Great tour, friendly staff and you leave wanting more.  I’ll return to Echlinville with friends and family on tow as this is a fabulous way to spend the afternoon for both visitors and locals alike.  


Cheers!


Belfast Cookery School - Irish Bread Making

There’s nothing quite like the smell of bread baking, it stirs a multitude of emotions. Nostalgia, familiarity, a sense of home and hunger! I know hunger isn’t exactly an emotion but it leads to an emotional outburst of hangry if I don’t eat within the hour (who am I kidding, within 10 minutes!). No need to get hangry at the Belfast Cookery School baking class, we were well fed (and watered) by the team, lead by chef Ian Hunter.

Belfast Cookery School  part 1-098.jpg

I had no idea of what the class entailed, had no clue about the format or the bread we would be baking or indeed what I had to bring! I need not have feared for all that was required were ourselves, an appetite and an excuse to have a glass of wine in the middle of the afternoon. It was SO much fun. I attended with Mother Duffin - she’s well accustomed to the oven, a rolling pin and the big baking bowl. We were both still a little apprehensive…

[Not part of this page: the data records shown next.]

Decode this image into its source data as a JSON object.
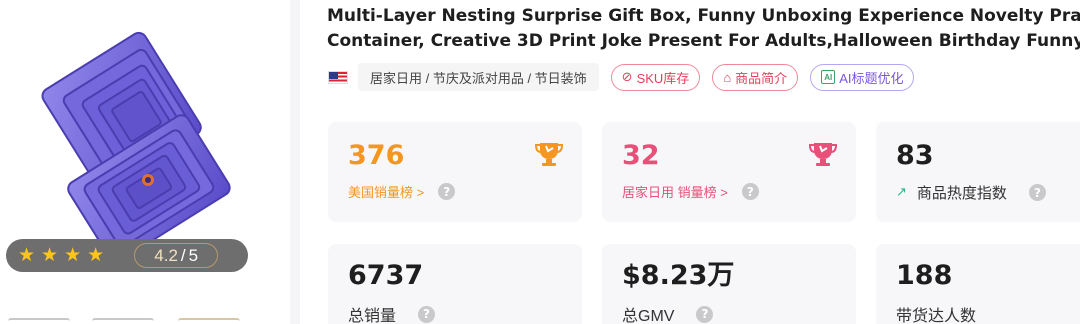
{
  "product": {
    "title_line1": "Multi-Layer Nesting Surprise Gift Box, Funny Unboxing Experience Novelty Prank",
    "title_line2": "Container, Creative 3D Print Joke Present For Adults,Halloween Birthday Funny Gift",
    "country_flag_icon": "us-flag-icon",
    "category": "居家日用 / 节庆及派对用品 / 节日装饰",
    "rating_value": "4.2",
    "rating_sep": "/",
    "rating_max": "5",
    "stars": 4
  },
  "buttons": {
    "sku": "SKU库存",
    "intro": "商品简介",
    "ai_title": "AI标题优化"
  },
  "stats": {
    "us_rank": {
      "value": "376",
      "label": "美国销量榜 >"
    },
    "cat_rank": {
      "value": "32",
      "label": "居家日用 销量榜 >"
    },
    "heat": {
      "value": "83",
      "label": "商品热度指数"
    },
    "total_sales": {
      "value": "6737",
      "label": "总销量"
    },
    "gmv": {
      "value": "$8.23万",
      "label": "总GMV"
    },
    "influencers": {
      "value": "188",
      "label": "带货达人数"
    }
  },
  "icons": {
    "help": "?",
    "trend": "trend-up-icon",
    "trophy": "trophy-icon"
  },
  "colors": {
    "orange": "#f49620",
    "pink": "#e8507a",
    "purple": "#7a55e6",
    "green": "#2bb686"
  }
}
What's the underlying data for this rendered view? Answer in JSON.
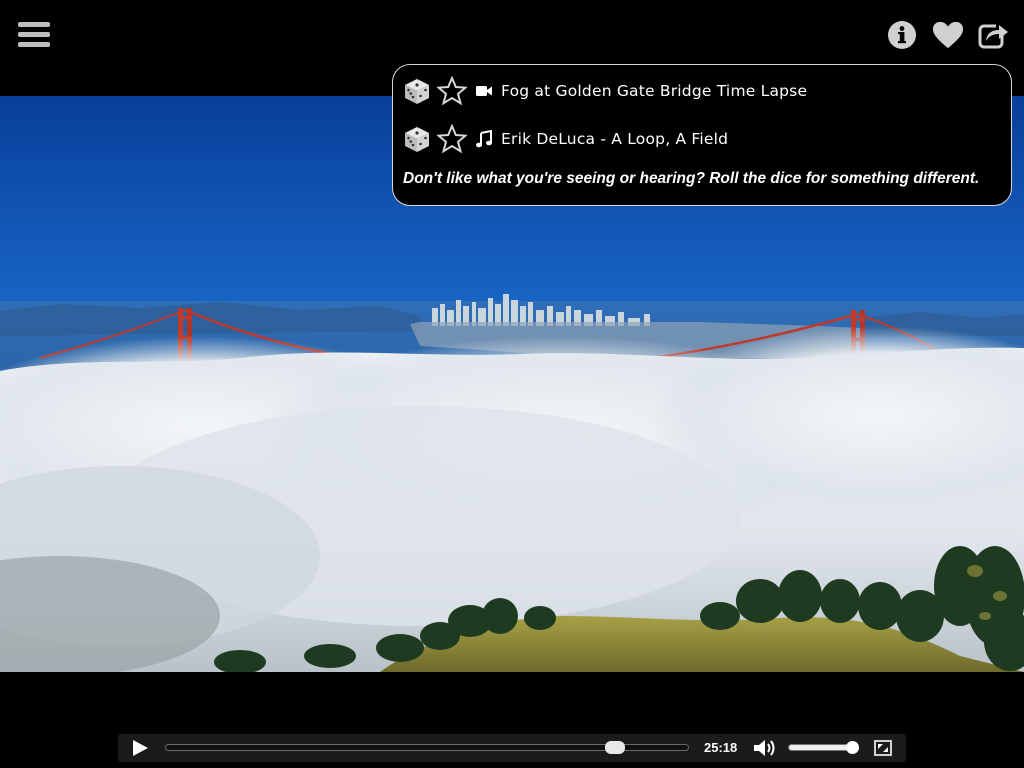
{
  "top_bar": {
    "menu_icon": "hamburger-menu-icon",
    "right_icons": [
      "info-icon",
      "heart-icon",
      "share-icon"
    ]
  },
  "info_panel": {
    "rows": [
      {
        "type": "video",
        "dice_icon": "dice-icon",
        "star_icon": "star-outline-icon",
        "kind_icon": "video-camera-icon",
        "title": "Fog at Golden Gate Bridge Time Lapse"
      },
      {
        "type": "music",
        "dice_icon": "dice-icon",
        "star_icon": "star-outline-icon",
        "kind_icon": "music-note-icon",
        "title": "Erik DeLuca - A Loop, A Field"
      }
    ],
    "note": "Don't like what you're seeing or hearing? Roll the dice for something different."
  },
  "player": {
    "time": "25:18",
    "progress_fraction": 0.86,
    "volume_fraction": 0.95,
    "icons": [
      "play-icon",
      "volume-icon",
      "fullscreen-icon"
    ]
  },
  "colors": {
    "background": "#000000",
    "sky_top": "#0a4fb0",
    "bridge": "#c0392b",
    "fog": "#e6ebef",
    "hills": "#8a8a2a"
  }
}
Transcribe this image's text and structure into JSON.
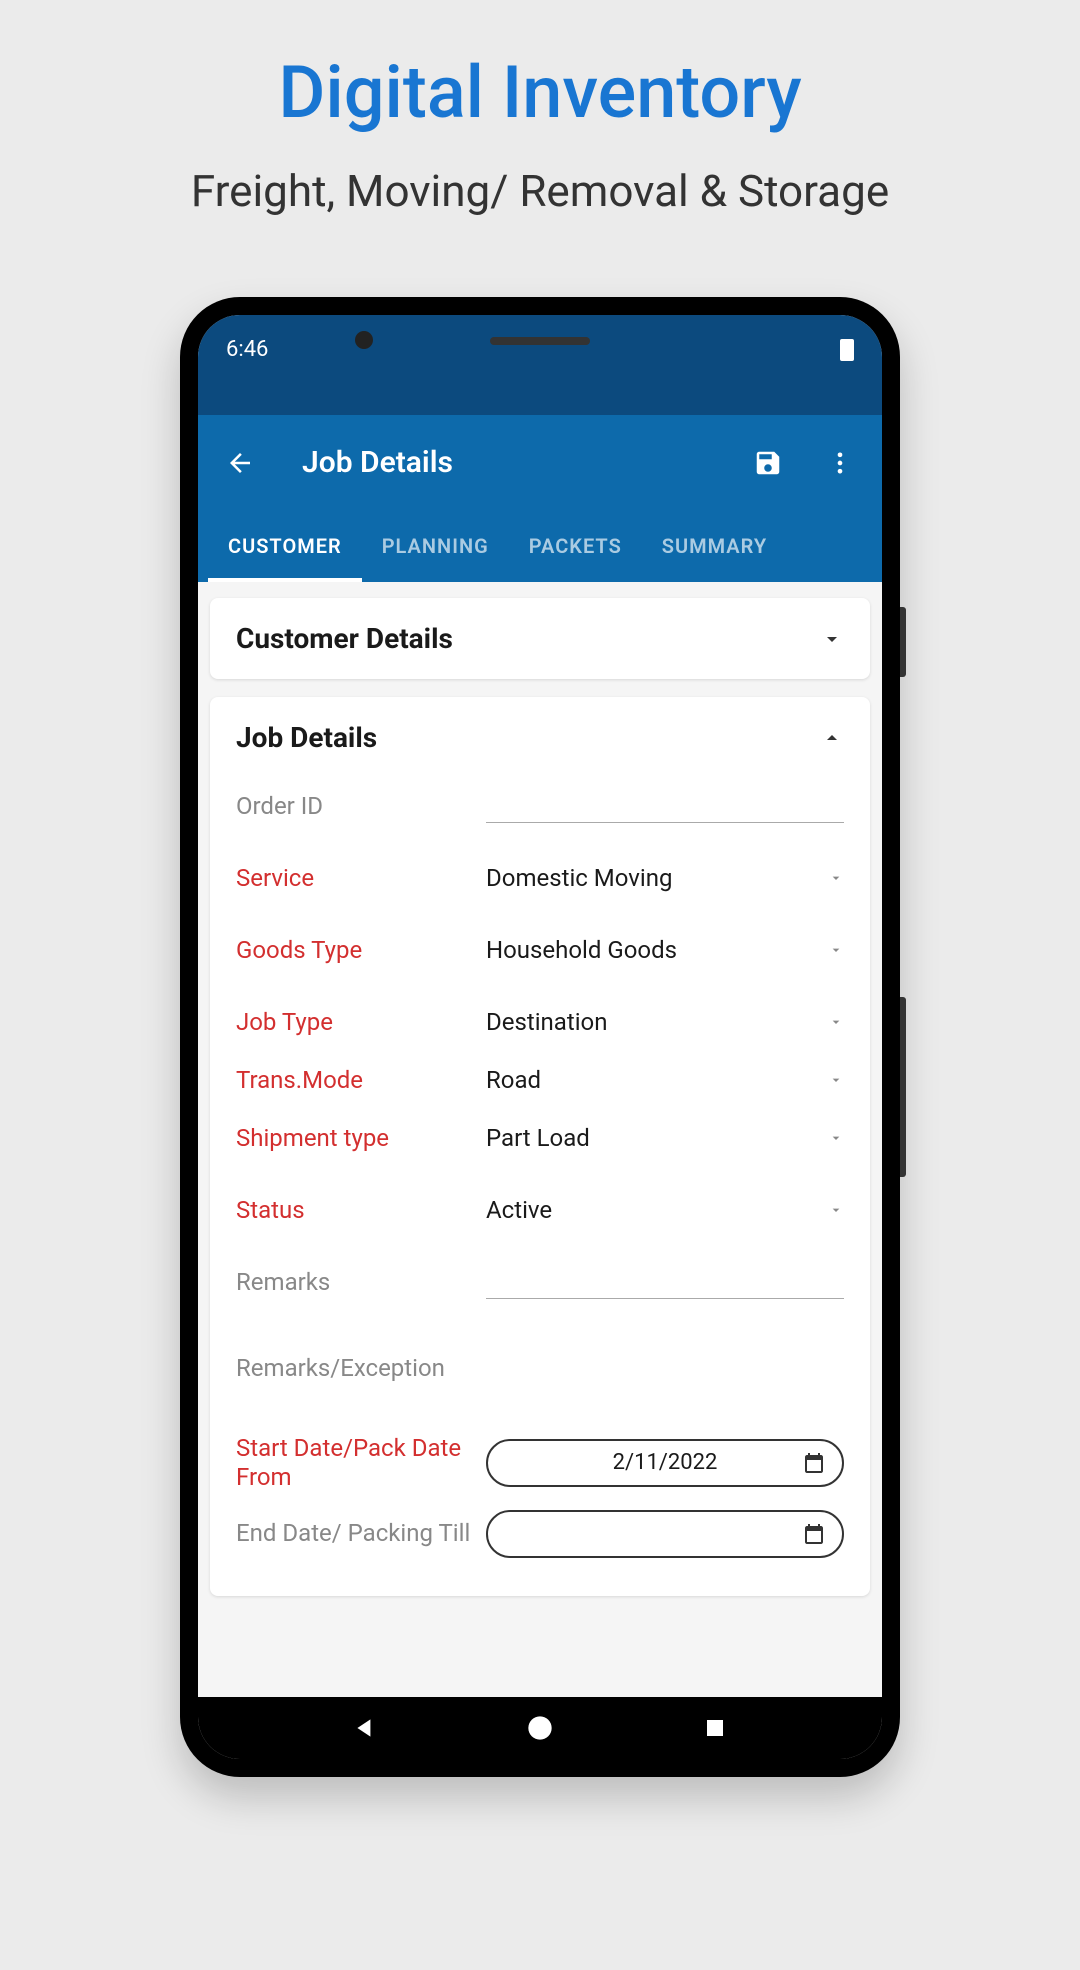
{
  "page": {
    "title": "Digital Inventory",
    "subtitle": "Freight, Moving/ Removal & Storage"
  },
  "statusBar": {
    "time": "6:46"
  },
  "appBar": {
    "title": "Job Details"
  },
  "tabs": {
    "items": [
      "CUSTOMER",
      "PLANNING",
      "PACKETS",
      "SUMMARY"
    ],
    "active": 0
  },
  "cards": {
    "customerDetails": {
      "title": "Customer Details"
    },
    "jobDetails": {
      "title": "Job Details",
      "fields": {
        "orderId": {
          "label": "Order ID",
          "value": ""
        },
        "service": {
          "label": "Service",
          "value": "Domestic Moving"
        },
        "goodsType": {
          "label": "Goods Type",
          "value": "Household Goods"
        },
        "jobType": {
          "label": "Job Type",
          "value": "Destination"
        },
        "transMode": {
          "label": "Trans.Mode",
          "value": "Road"
        },
        "shipmentType": {
          "label": "Shipment type",
          "value": "Part Load"
        },
        "status": {
          "label": "Status",
          "value": "Active"
        },
        "remarks": {
          "label": "Remarks",
          "value": ""
        },
        "remarksException": {
          "label": "Remarks/Exception",
          "value": ""
        },
        "startDate": {
          "label": "Start Date/Pack Date From",
          "value": "2/11/2022"
        },
        "endDate": {
          "label": "End Date/ Packing Till",
          "value": ""
        }
      }
    }
  }
}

What if everyone knows more about baking than us?

Even though my mum is plenty familiar. It’s not like that at all, there were folks there with no baking experience, to a vague knowledge of it to those that bake on the regular and just fancied a wee turn at something different.

Belfast Cookery School  part 1-090-2.jpg

It’s not Bake Off but it’s fun to treat it so! Three challenges - Irish Stout Wheaten Bread, Soda Bread and Scallion Potato Bread. Let’s do this! After arriving we were sat down and offered tea, coffee or something a bit stronger in an assortment of beers, wine, whiskey or gin. We were too polite to begin with and had coffee. One recipe in and we were on the wine. We perused the recipes for the day which were neatly attached to our own individual clipboards - handy as I needed to refer to mine about 256 times throughout the course of the afternoon. Chef Ian demonstrated each recipe to the class prior to us attempting anything ourselves. He showed us the skills and traditional techniques used to authentically bake these wonderful Irish breads that we all know and love. Then it was our turn. We all had a station (per couple) and we baked the breads together. Well, Mother baked the bread. I scurried around taking photos of every drip, stir, bubble, spoon fold, sprinkle - you name it and I had my camera shoved in it. What can I say, I can’t help it! So she baked and I photographed. All the ingredients were perfectly portioned into little cups and bowls ready to be decanted into the mix as we read through each recipe. Half the time spent baking from home is dedicated to this task so to have it already done for us was sheer joy! . All the measuring and weighing and spooning into random dishes then running out of random dishes then spilling sugar all over the floor and the dog licking around your feet like a crazed, starved beast - all taken care of! Apart from the dog, you’ll have to go home for that. Here’s another little nugget of information to sweeten the deal, the washing up is taken care of too! Amazing! Mum enjoyed this immensely as did I, it meant we could really focus on the baking and enjoy the process all the more. Three demo’s later from chef Ian and three recipes tried and tested, we were done. The results were in, my granny would have been proud!

I loved this whole experience as baking is something my Mum and I have shared for a long time and I really felt like we both got so much more out of it than just the lovely soda farls, wheaten and fadge (potato bread) we got to take home at the end of the day. I can’t wait to return, perhaps the pasta class next! Stay tuned….